The couple married in January 1979. Of their 25 years of marriage, Maud said that one of the things that had kept them together was that "we're both old-fashioned." And they're both musical. Maud is an accomplished musician in her own right. "I toured with (blues guitarist) Albert Collins and recorded and toured with Jeff Muldaur and Canadian Mary Margaret O'Hara, as well as The Band and Dr. John."
The two continue to keep busy, traversing North America recording and playing on a variety of diverse projects. For those who appreciate Garth's keyboard wizardry and Maud's vocals (that range from sultry toblues shouting), keep your eyes peeled for new albums by jazz vocalist Norah Jones, the Gypsy Kings, Los Lobos, Burrito Deluxe and ethereal modern country singer Neko Case.
Besides playing with these diverse artists from across the generations, Garth likes to listen to modern groups "that use keyboards well. Wilco is a band I like," he said. "They seem to have more variety in their sounds. They have a sound like a bowed saw that must come from a synth."
Next year will be a watershed of sorts for the Hudsons, as they will have three new CDs in release. A boxed set of The Band will be appearing in stores, with archived material from Garth and the other surviving Band members, Robbie Robertson and Levon Helm. "Some of it's never been heard before," Maud noted.
Will Garth, Robbie and Levon be getting back together to either tour or record new songs for the boxed set? "No," Maud replied. However, she said that rumours of feuding between Robbie and the others are old news and were greatly exaggerated. Their work together on the boxed set is proof of that, she suggested.
Other People's Music, a Canadian label, will be releasing a boxed set of the pre-Band music of Levon and The Hawks in 2005.
And finally, on February 15, the Hudsons will be holding a LIVE at the WOLF CD release party of their 2002 Wolf Performance Hall gig that opened London, Ontario's new library and performing arts centre. Garth grew up in London.
"Our current shows were borne that night," said Maud of the performance that featured her on vocals and Garth on grand piano. "Now we bring on musicians we like playing with. We were glad to have Paul as our guitarist tonight."
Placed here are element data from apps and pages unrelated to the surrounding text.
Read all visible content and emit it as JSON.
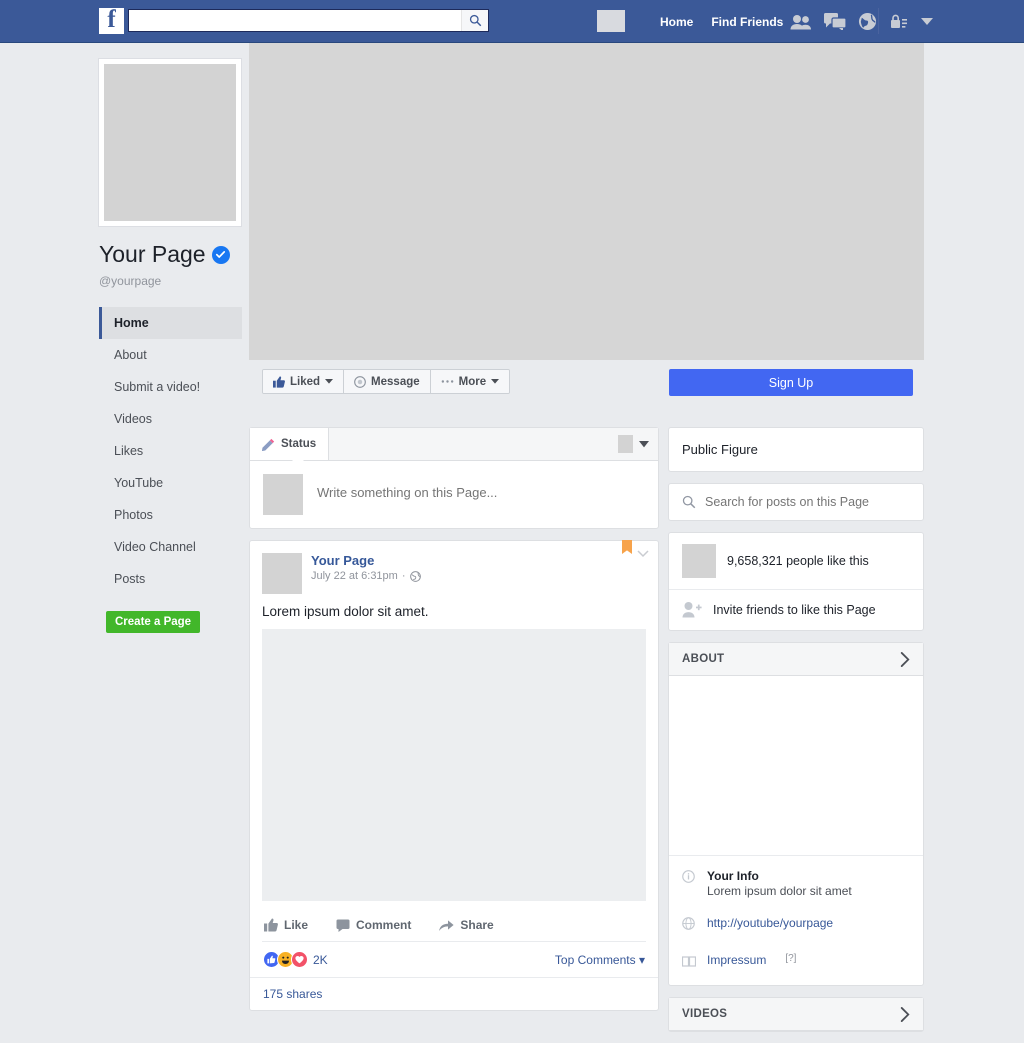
{
  "topbar": {
    "logo": "f",
    "search_value": "",
    "search_placeholder": "",
    "search_icon": "search-icon",
    "links": [
      {
        "label": "Home"
      },
      {
        "label": "Find Friends"
      }
    ],
    "icons": [
      {
        "name": "friend-requests-icon"
      },
      {
        "name": "messages-icon"
      },
      {
        "name": "notifications-globe-icon"
      },
      {
        "name": "privacy-lock-icon"
      },
      {
        "name": "account-dropdown-caret-icon"
      }
    ],
    "brand_color": "#3b5998"
  },
  "page": {
    "title": "Your Page",
    "verified": true,
    "handle": "@yourpage"
  },
  "sidebar": {
    "items": [
      {
        "label": "Home",
        "active": true
      },
      {
        "label": "About",
        "active": false
      },
      {
        "label": "Submit a video!",
        "active": false
      },
      {
        "label": "Videos",
        "active": false
      },
      {
        "label": "Likes",
        "active": false
      },
      {
        "label": "YouTube",
        "active": false
      },
      {
        "label": "Photos",
        "active": false
      },
      {
        "label": "Video Channel",
        "active": false
      },
      {
        "label": "Posts",
        "active": false
      }
    ],
    "create_page_label": "Create a Page",
    "create_page_color": "#42b72a"
  },
  "actionbar": {
    "liked_label": "Liked",
    "message_label": "Message",
    "more_label": "More",
    "signup_label": "Sign Up",
    "signup_color": "#4267f2"
  },
  "composer": {
    "tab_label": "Status",
    "placeholder": "Write something on this Page..."
  },
  "post": {
    "author": "Your Page",
    "timestamp": "July 22 at 6:31pm",
    "privacy_icon": "globe-icon",
    "text": "Lorem ipsum dolor sit amet.",
    "like_label": "Like",
    "comment_label": "Comment",
    "share_label": "Share",
    "reactions": [
      {
        "name": "like-reaction",
        "color": "#4267f2",
        "glyph": "\u0001"
      },
      {
        "name": "haha-reaction",
        "color": "#f7b125",
        "glyph": "\u0001"
      },
      {
        "name": "love-reaction",
        "color": "#f25268",
        "glyph": "\u0001"
      }
    ],
    "reaction_count": "2K",
    "top_comments_label": "Top Comments",
    "shares": "175 shares",
    "pin_icon": "bookmark-pin-icon"
  },
  "rightcol": {
    "category": "Public Figure",
    "search_placeholder": "Search for posts on this Page",
    "likes_text": "9,658,321 people like this",
    "invite_text": "Invite friends to like this Page",
    "about_heading": "ABOUT",
    "videos_heading": "VIDEOS",
    "about_rows": [
      {
        "icon": "info-icon",
        "label": "Your Info",
        "sub": "Lorem ipsum dolor sit amet"
      },
      {
        "icon": "globe-icon",
        "link": "http://youtube/yourpage"
      },
      {
        "icon": "book-icon",
        "link": "Impressum",
        "note": "[?]"
      }
    ]
  }
}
As we all packed into our cars sometime after 2 a.m. Thursday morning, the Hudsons to head back to their hotel in Orillia and me to my Barrie abode, Paul Rigby probably described his bandleaders best. "It's nice to know they're as good as people as the music they make."
If you missed the Magic Keyboard Tour last week, contact Peter's Players at firstname.lastname@example.org and tell Peter Swanek you want the Hudsons to come back to Penetanguishene to play.